Absolutely! In fact I wrote an article for Tatler about our visit to Yasnaya Polyana and used this quote to finish it! I am passionate about nature and feel at my best and most peaceful on the back of a horse up a Kyrgyz mountain. My children have inherited this love of nature and, as well as our riding trips to the Tien Shan, adore the weekends we spend at my cottage in Oxfordshire. In a tiny hamlet, surrounded by fields and not far from the River Thames, they spend their time playing outside, making camps, riding their bicycles and digging holes! I can see how free they feel and how important it is for them to have this release after school and city life. It also, I believe, allows their minds to develop and think more laterally (being multi-lingual has also been proved to help with this) and they learned to play independently from a young age. But most of all they are so happy in nature, and what more can a mother want for her children?
You’re passionate about putting Russian designers on the style map – who are some of your favourites and why?
My passions in aesthetic terms are pattern, colour and texture – I love mixing them in unpredictable ways. Russia has such a wonderful folk tradition of prints and embroidery that it is easy to indulge my tastes!

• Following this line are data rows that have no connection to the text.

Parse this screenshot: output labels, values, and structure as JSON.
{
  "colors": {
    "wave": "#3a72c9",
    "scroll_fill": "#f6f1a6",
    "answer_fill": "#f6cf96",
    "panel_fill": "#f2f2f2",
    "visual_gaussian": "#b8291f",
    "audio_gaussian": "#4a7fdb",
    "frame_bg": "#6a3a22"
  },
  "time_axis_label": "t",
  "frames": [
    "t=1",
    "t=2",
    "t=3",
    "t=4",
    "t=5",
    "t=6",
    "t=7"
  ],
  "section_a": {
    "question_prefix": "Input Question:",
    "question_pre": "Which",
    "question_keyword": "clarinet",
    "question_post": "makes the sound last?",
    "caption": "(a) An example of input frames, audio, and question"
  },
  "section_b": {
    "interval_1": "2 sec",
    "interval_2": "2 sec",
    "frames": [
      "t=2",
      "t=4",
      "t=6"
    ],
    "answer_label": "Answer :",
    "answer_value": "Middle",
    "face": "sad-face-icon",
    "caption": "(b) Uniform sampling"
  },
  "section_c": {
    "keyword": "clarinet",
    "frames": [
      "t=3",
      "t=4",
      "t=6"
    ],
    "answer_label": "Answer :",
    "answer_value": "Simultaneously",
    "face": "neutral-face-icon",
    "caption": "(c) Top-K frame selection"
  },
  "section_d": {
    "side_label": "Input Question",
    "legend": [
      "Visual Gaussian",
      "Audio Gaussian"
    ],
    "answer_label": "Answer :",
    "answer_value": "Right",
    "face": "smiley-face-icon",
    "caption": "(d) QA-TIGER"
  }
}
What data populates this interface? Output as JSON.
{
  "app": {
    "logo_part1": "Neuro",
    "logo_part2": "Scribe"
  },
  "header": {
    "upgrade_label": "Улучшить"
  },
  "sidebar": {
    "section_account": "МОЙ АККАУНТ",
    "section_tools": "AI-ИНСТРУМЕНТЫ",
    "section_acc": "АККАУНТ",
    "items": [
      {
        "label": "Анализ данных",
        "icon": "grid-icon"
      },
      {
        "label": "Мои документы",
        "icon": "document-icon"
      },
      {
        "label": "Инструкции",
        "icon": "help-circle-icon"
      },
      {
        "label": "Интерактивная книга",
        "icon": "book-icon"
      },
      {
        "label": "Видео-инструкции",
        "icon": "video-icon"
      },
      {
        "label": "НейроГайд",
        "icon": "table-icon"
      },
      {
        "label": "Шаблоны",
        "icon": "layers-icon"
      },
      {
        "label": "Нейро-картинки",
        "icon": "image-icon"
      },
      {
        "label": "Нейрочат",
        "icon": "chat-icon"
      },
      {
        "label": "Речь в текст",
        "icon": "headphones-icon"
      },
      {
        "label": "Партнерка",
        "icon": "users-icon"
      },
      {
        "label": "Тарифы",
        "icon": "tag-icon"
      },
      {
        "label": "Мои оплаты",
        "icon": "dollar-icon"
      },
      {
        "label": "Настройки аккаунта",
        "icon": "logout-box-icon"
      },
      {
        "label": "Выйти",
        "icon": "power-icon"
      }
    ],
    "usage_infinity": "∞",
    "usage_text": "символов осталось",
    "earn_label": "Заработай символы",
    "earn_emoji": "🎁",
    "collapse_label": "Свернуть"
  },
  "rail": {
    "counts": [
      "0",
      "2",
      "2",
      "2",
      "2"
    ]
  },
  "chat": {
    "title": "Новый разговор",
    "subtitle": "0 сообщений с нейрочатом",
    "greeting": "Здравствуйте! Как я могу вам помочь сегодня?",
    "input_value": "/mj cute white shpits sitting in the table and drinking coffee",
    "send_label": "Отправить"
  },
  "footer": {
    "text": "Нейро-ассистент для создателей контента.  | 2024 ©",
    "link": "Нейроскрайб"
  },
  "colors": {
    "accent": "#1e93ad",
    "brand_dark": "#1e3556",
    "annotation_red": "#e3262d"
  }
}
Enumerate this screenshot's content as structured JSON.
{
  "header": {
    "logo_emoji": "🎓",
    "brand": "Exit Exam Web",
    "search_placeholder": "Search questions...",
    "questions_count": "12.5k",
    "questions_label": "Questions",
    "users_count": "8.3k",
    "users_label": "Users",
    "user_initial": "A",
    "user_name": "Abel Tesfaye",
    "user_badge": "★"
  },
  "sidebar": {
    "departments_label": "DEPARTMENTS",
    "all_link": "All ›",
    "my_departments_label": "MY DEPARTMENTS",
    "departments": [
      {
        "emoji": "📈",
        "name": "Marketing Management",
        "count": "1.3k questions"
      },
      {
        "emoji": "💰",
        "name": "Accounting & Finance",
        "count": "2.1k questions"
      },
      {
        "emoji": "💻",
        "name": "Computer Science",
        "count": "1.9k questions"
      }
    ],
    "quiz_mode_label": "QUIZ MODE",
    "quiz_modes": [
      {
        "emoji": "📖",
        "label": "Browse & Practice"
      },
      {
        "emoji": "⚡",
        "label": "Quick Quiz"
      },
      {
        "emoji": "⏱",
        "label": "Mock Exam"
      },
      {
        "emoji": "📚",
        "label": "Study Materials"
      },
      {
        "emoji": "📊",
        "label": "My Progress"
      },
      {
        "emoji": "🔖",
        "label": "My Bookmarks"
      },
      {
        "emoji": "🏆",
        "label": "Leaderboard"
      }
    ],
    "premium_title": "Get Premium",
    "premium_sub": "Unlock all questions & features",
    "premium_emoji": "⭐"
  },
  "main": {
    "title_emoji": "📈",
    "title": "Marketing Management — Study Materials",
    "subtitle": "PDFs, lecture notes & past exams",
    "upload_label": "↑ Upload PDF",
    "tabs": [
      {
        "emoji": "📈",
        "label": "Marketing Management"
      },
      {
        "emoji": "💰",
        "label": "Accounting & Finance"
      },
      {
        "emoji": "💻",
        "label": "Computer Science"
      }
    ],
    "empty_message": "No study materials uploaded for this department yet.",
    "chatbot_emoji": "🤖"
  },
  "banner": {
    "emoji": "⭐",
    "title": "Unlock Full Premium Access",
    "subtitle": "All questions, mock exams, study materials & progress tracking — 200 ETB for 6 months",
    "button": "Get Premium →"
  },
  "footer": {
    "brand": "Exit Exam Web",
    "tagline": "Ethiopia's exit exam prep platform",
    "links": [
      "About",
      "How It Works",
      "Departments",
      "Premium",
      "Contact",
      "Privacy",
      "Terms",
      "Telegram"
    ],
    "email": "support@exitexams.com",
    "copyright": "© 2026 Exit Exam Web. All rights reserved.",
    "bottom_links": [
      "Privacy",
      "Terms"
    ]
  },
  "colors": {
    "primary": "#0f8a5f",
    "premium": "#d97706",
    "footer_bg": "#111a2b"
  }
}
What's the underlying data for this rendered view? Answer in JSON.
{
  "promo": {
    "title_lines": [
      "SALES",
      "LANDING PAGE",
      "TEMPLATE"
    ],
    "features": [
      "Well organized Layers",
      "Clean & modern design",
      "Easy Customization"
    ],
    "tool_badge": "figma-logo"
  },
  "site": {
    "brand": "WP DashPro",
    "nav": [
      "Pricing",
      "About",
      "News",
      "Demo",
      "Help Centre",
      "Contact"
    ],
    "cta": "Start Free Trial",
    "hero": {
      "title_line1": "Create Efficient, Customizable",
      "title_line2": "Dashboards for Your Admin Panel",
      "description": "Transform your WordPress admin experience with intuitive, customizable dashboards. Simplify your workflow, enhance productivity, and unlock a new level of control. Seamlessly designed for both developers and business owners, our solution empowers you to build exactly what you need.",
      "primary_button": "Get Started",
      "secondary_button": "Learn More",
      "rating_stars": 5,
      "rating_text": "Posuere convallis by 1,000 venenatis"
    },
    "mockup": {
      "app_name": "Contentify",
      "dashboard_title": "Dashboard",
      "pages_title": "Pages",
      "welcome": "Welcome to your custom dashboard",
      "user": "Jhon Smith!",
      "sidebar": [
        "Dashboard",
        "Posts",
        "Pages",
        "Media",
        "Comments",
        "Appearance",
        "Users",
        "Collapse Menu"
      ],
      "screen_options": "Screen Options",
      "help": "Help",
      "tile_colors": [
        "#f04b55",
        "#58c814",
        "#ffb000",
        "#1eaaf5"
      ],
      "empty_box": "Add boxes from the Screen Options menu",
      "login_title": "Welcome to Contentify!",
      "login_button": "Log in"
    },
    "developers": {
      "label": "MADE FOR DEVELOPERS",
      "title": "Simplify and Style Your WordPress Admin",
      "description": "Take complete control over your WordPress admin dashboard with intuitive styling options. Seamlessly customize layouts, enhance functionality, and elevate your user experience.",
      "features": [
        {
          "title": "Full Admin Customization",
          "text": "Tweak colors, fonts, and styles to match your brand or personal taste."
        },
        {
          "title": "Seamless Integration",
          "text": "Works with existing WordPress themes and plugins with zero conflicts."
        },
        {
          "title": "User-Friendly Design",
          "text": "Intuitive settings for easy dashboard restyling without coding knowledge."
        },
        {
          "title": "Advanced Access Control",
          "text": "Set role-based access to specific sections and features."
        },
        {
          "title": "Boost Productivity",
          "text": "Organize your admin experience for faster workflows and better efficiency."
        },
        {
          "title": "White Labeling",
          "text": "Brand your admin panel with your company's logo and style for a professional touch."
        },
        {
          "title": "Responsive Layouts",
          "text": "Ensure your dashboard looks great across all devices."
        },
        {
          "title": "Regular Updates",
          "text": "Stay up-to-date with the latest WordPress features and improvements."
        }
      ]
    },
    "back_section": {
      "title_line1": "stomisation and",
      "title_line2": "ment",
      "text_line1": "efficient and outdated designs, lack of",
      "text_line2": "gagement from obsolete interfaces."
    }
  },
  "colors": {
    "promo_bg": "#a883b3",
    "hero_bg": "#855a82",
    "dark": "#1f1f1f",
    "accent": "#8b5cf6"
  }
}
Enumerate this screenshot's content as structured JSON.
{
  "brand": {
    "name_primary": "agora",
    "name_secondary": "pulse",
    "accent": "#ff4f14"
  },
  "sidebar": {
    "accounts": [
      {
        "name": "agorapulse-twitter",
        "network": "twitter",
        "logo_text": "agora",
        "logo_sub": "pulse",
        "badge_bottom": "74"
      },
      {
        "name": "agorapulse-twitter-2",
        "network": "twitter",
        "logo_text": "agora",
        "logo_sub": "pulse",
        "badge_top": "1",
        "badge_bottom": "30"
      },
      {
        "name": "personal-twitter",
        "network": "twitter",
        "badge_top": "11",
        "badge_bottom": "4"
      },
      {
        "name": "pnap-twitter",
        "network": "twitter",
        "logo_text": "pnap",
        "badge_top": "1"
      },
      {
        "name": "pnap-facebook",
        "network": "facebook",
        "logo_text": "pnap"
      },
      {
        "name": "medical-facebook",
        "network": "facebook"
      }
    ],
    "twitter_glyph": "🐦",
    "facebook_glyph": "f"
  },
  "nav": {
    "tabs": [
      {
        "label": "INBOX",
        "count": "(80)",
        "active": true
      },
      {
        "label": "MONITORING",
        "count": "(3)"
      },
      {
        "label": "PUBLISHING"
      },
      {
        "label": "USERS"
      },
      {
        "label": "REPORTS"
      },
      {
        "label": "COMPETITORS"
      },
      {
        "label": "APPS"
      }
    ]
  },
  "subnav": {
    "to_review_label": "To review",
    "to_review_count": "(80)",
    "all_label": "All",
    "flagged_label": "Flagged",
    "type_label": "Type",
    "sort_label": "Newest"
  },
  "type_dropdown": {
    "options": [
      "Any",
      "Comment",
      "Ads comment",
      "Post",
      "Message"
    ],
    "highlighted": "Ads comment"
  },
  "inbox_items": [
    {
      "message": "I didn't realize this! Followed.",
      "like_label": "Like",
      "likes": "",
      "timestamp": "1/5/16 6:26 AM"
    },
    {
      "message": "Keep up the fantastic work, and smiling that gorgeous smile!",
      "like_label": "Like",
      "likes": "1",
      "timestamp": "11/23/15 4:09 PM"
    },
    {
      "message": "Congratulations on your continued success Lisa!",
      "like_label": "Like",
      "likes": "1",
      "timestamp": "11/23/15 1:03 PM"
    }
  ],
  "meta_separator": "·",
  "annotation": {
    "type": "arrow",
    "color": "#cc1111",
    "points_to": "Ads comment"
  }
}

Vilshenko is for sure my number one! Olga, the designer, is passionate about all the same aspects of Russian culture that I love – fairytales and their illustrators such as Bilibin and Mavrina, folklore, fabrics etc – and has created a brand that has so much identity and yet is accessible for anybody to wear. She is not only a designer but also a trained seamstress and pattern cutter so the clothes always sit beautifully too.
I also love Ulyana Sergeenko – she creates the most incredible silhouettes and luxurious tailoring and again uses incredibly imaginative inspirations.
For jewellery I love Axenoff – he uses pre-Revolutionary Russia as his inspiration but often with a touch or humour or irony which makes the pieces light and modern.
What are your time management tips – how do you get everything done in a day?
I’m not sure I’m the best person to advise on this as I always feel I’m never on top of everything! I’m not very organised and always seem to be in a last minute rush but I am also a great risk taker so maybe the two go together! I have a lot of projects going on at the moment, including launching a website, running and leading riding escapes to Kyrgyzstan, designing a Russian inspired jewellery collection for Loquet London, and doing a couple of big media projects, all on top of being a single mother, so I feel under a lot of pressure but I try and do as much as possible during school hours so that I can focus on the children after school. I take them to school – we all scoot – and try and collect them as often as possible and generally don’t work after they’ve gone to bed as I find sleeping difficult anyway and need to wind down before bed.
What’s your approach to exercise and health – do you exercise/eat well?
Hmm, not always! I had a year or two without doing much sport after an auto immune virus that destroyed the nerves in my arms but now I work out two or three times a week with a wonderful trainer (girl!) who comes to my home. We chat as we train and it makes the time fly by! I do a lot of skipping and strengthening exercises and when I’m in the countryside I go running and cycling. I cook for my children and adore baking and making ice cream, but I’m lazy about cooking for myself so generally eat very simply but try to be healthy.
What’s your biggest indulgence?
It definitely used to be clothes! But now I’m trying to purge my wardrobe and am selling off lots of stuff. Because of my Instagram feed I’m also incredibly lucky to get given beautiful things – recently I received the most delicious parcel from Horrorvacui, one of my favourite new designers.
How do you approach getting dressed each morning – describe your closet to us…
I never plan the night before but usually pick something I haven’t worn for a while and then make an outfit around it. I always wear a lot of colour and at the moment generally wear skirts and dresses – I find them so much more comfortable than jeans to wear.